Curated by Marco Galvan
Public Toilet investigates the interdependent trilogy between the role of the artist, appropriation art and authorship. Within the exhibition Sang Woo Kim playfully reimagines and reenacts works by world renowned artists such as Marcel Duchamp, Andy Warhol, Jeff Koons, Sarah Lucas, Elmgreen and Dragset, providing these works with alternate narratives by presenting them in an entirely new context. The exhibition consists of a physical immersion into a droll, fictional public toilet, one that exists to satirise modes in which art is perceived and presented.
Public Toilet calls into question the prototypical idea of artistic authenticity by recontextualising works to emphasise how art accumulates meanings and interpretations over time. Far from undermining the concept of authorship, the artist instead reaffirms and strengthens it. Progressive from the so-called art of appropriation, Sang Woo Kim approaches a culture where an artwork is no longer the endpoint but a single moment in an infinite chain of contributions, dismantling deeply rooted art-historical concepts and suggesting their intrinsic tendency to alter. Drawing on the history of the readymade, the artist’s works serve not only as signifiers to how appropriation is used as a formal tool, but also to confront the very process itself.

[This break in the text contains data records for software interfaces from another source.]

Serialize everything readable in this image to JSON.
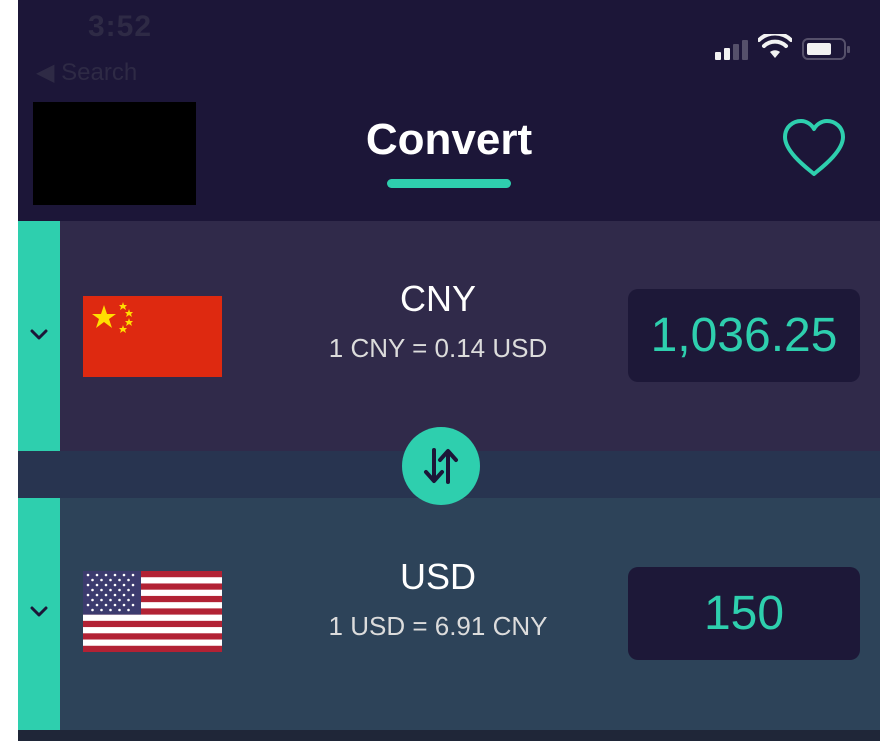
{
  "status_bar": {
    "time": "3:52",
    "back_label": "◀ Search"
  },
  "header": {
    "title": "Convert",
    "favorite_icon": "heart-icon"
  },
  "colors": {
    "accent": "#2ecfae",
    "background": "#1c1638",
    "top_row": "#302a4a",
    "bottom_row": "#2d4359"
  },
  "converter": {
    "from": {
      "code": "CNY",
      "rate": "1 CNY = 0.14 USD",
      "amount": "1,036.25",
      "flag": "china-flag"
    },
    "to": {
      "code": "USD",
      "rate": "1 USD = 6.91 CNY",
      "amount": "150",
      "flag": "us-flag"
    },
    "swap_icon": "swap-arrows-icon",
    "expand_icon": "chevron-down-icon"
  }
}
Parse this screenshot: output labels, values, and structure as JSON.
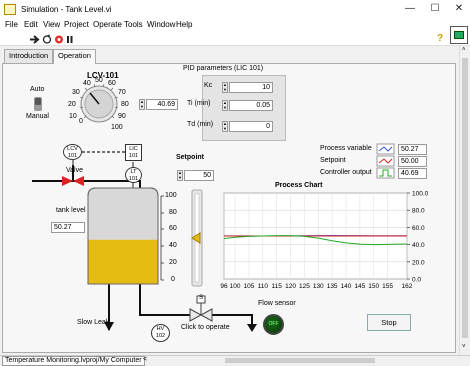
{
  "window": {
    "title": "Simulation - Tank Level.vi",
    "controls": [
      "—",
      "☐",
      "✕"
    ]
  },
  "menu": [
    "File",
    "Edit",
    "View",
    "Project",
    "Operate",
    "Tools",
    "Window",
    "Help"
  ],
  "tabs": [
    "Introduction",
    "Operation"
  ],
  "active_tab": "Operation",
  "lcv": {
    "title": "LCV-101",
    "value": "40.69",
    "ticks": [
      "0",
      "10",
      "20",
      "30",
      "40",
      "50",
      "60",
      "70",
      "80",
      "90",
      "100"
    ],
    "mode_auto": "Auto",
    "mode_manual": "Manual"
  },
  "pid": {
    "title": "PID parameters (LIC 101)",
    "kc_label": "Kc",
    "kc_value": "10",
    "ti_label": "Ti (min)",
    "ti_value": "0.05",
    "td_label": "Td (min)",
    "td_value": "0"
  },
  "diagram": {
    "lcv_tag": "LCV",
    "lcv_num": "101",
    "lic_tag": "LIC",
    "lic_num": "101",
    "lt_tag": "LT",
    "lt_num": "101",
    "valve_label": "Valve",
    "tank_level_label": "tank level",
    "tank_level_value": "50.27",
    "tank_level_fraction": 0.5027,
    "slow_leak_label": "Slow Leak",
    "hv_tag": "HV",
    "hv_num": "102",
    "s_tag": "S",
    "click_label": "Click to operate",
    "flow_sensor_label": "Flow sensor",
    "flow_led_text": "OFF"
  },
  "tank_scale": [
    "100",
    "80",
    "60",
    "40",
    "20",
    "0"
  ],
  "setpoint": {
    "label": "Setpoint",
    "value": "50",
    "level_fraction": 0.5
  },
  "chart": {
    "title": "Process Chart",
    "legend": [
      {
        "name": "Process variable",
        "value": "50.27",
        "color": "#3355cc"
      },
      {
        "name": "Setpoint",
        "value": "50.00",
        "color": "#dd2222"
      },
      {
        "name": "Controller output",
        "value": "40.69",
        "color": "#22aa22"
      }
    ]
  },
  "chart_data": {
    "type": "line",
    "title": "Process Chart",
    "x": [
      96,
      100,
      105,
      110,
      115,
      120,
      125,
      130,
      135,
      140,
      145,
      150,
      155,
      162
    ],
    "xticks": [
      "96",
      "100",
      "105",
      "110",
      "115",
      "120",
      "125",
      "130",
      "135",
      "140",
      "145",
      "150",
      "155",
      "162"
    ],
    "yticks": [
      "100.0",
      "80.0",
      "60.0",
      "40.0",
      "20.0",
      "0.0"
    ],
    "xlim": [
      96,
      162
    ],
    "ylim": [
      0,
      100
    ],
    "series": [
      {
        "name": "Process variable",
        "color": "#3355cc",
        "values": [
          50.2,
          50.2,
          50.1,
          50.0,
          50.0,
          50.1,
          50.3,
          50.5,
          50.6,
          50.5,
          50.4,
          50.3,
          50.3,
          50.27
        ]
      },
      {
        "name": "Setpoint",
        "color": "#dd2222",
        "values": [
          50,
          50,
          50,
          50,
          50,
          50,
          50,
          50,
          50,
          50,
          50,
          50,
          50,
          50
        ]
      },
      {
        "name": "Controller output",
        "color": "#22aa22",
        "values": [
          47.0,
          48.5,
          49.5,
          50.0,
          50.5,
          50.5,
          49.5,
          47.5,
          44.5,
          42.0,
          40.5,
          40.0,
          40.2,
          40.69
        ]
      }
    ]
  },
  "stop_label": "Stop",
  "status": {
    "path": "Temperature Monitoring.lvproj/My Computer",
    "arrow": "<"
  },
  "colors": {
    "tank_fluid": "#e6bb12",
    "tank_empty": "#d8d8d8",
    "pipe": "#111111",
    "valve_red": "#dd2222",
    "accent": "#1b6ac9"
  }
}
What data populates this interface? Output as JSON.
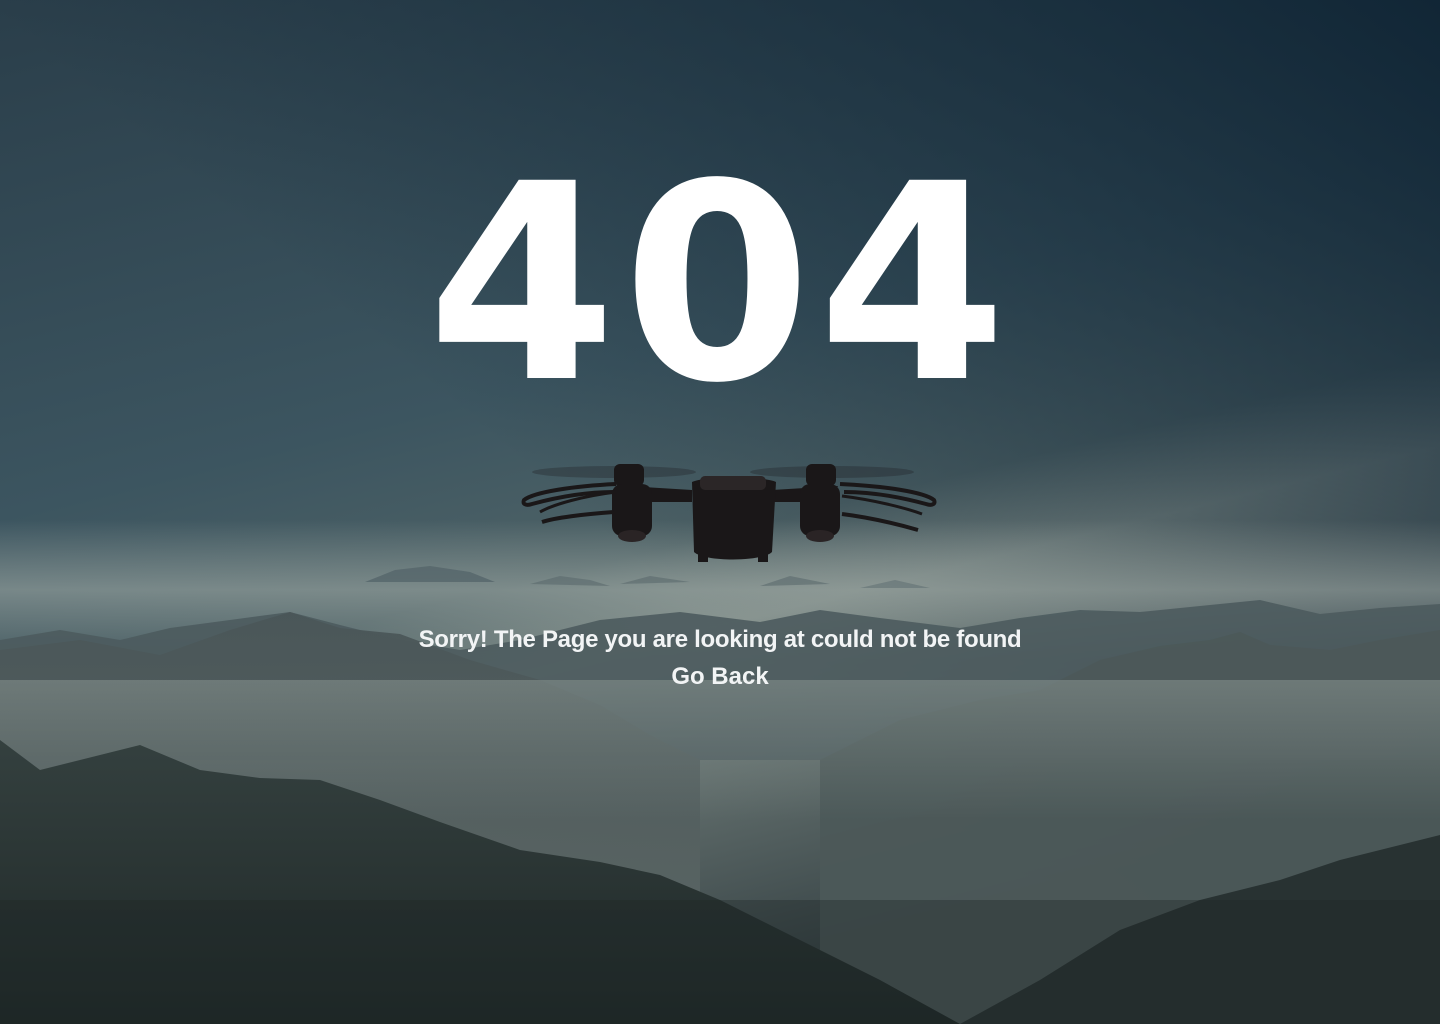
{
  "error": {
    "code": "404",
    "message": "Sorry! The Page you are looking at could not be found",
    "back_label": "Go Back"
  },
  "background": {
    "sky_top": "#1b2a38",
    "sky_mid": "#34505d",
    "haze": "#8c9a98",
    "mountain_far": "#4b5a5e",
    "mountain_mid": "#3a4749",
    "mountain_near": "#253031"
  },
  "colors": {
    "text": "#ffffff",
    "drone": "#1a1718"
  }
}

The Venice Biennale acts as a theatre where Public Toilet is conceived as a site-specific stage. As the viewers enter the space, they evolve into the agents of the creative process: this shapes a multilayered set of narratives in which the Public Toilet is the mise-en-scène. Sang Woo Kim appropriates other artists work and puts it back to where they inherently belong, provoking new associations and responses. A bog standard toilet signed “S.KIM 2019”, that paradoxically is the only functioning toilet, is placed in the gallery which gives the public the opportunity to use it. Would you?
Sang Woo Kim’s take on the gallery is playful, incisive and deceiving. By constructing a wryly entertaining space of cohabitation, Public Toilet manifests itself as an open-stage to exercise new connections between artistic creation and human behaviour, bridging the every-day reality with art, whilst questioning the notions of art with the every-day reality.